Jorge Julio’s bad day began almost two weeks ago, when the Mets got off to such a scorching start. They built the best record in the major leagues, they raised expectations and they drew 55,831, the largest Saturday afternoon crowd in Mets history. Just his luck.
That meant there were many more people than usual to see his ongoing early-season struggles, many more voices to boo him. Everyone else on the Mets could write off the 8-2 loss to the Brewers as just one little bad day after a seven-game winning streak. As Cliff Floyd put it, “Every once in a while, you’re going to have a hiccup.”
But in Julio’s case, the fear is that it’s a migraine or a stomach ache that could last. On a sleepy, unremarkable day for the Mets, the reliever was the only one who stood out.
Turning a seemingly harmless situation (5-2 deficit in the eighth) into a nightmare, he allowed three runs, including a long two-run blast by Geoff Jenkins that hit halfway up on the scoreboard. Carlos Lee followed with a drive that Carlos Beltran caught against the centerfield fence.
He drew boos and inspired chants of “Bring Back Benson!” — a reminder that Julio was on the wrong end of an unpopular deal for starter Kris Benson, who is off to a good start for the Orioles.
The concern for Julio is that there could be more of these days. The 19.64 earned run average could grow higher and the catcalls could get louder.
“I don’t listen,” he said, composed and quiet in the clubhouse afterward. “I don’t know what happened on the mound. I don’t have good luck.”

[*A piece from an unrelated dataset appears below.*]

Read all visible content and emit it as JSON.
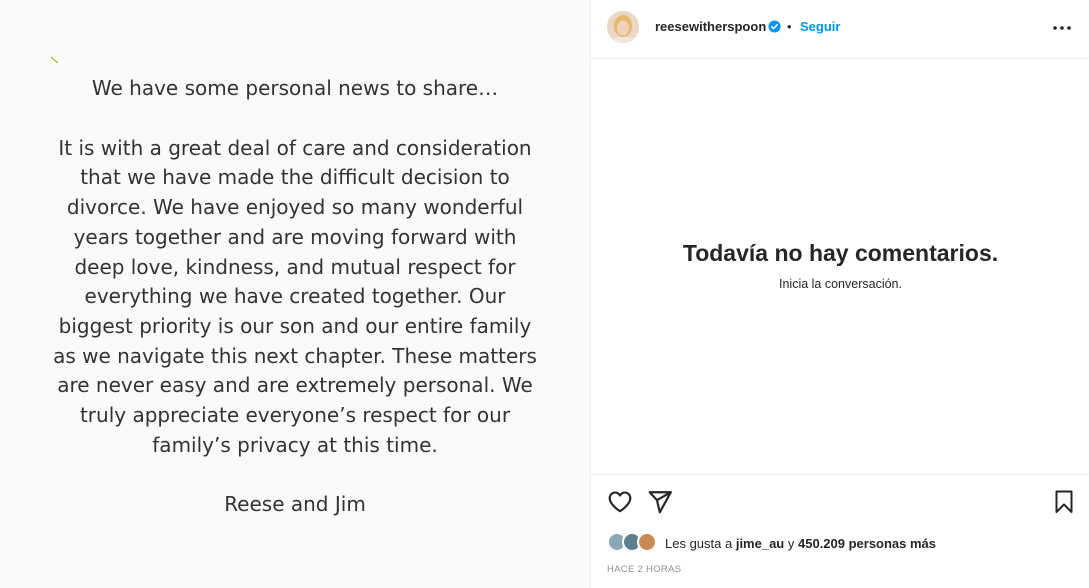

Adds Jason at Faith & Fear In Flushing ;
Does Jorge Julio have options? I’m not ready to run him out of town on a rail or moan that I would have preferred more time in the lukewarm bath that was Kris Benson, not with what the radar gun shows on Julio’s fastball. But he’s obviously all kinds of messed up and he’s equally obviously a sensitive sort. The fans were booing him during Opening Day introductions (which was ridiculous, but too late for that) and Julio doesn’t look like the kind of player who can keep that from getting into his head and doing all sorts of damage.
Washington’s John Patterson collected his first win of 2006 and Chad Cordero his first save, but neither would’ve occured without some sparkling fielding late in the game courtesy of the much-maligned Alfonso Soriano and 2B Brendan Harris. The latter gunned down the Marlins’ Wes Helms who represented the tying run in the bottom of the 8th ; Soriano cleanly fielded Helms’ carom off the LF wall and fired a one-hop strike to Harris to prevent the Florida PH from stretching his single into a double. In the bottom of the 9th, Harris (above) made a fine, leaping catch on a Josh Willingham liner, stranding Mike Jacobs and Miguel Cabrerra.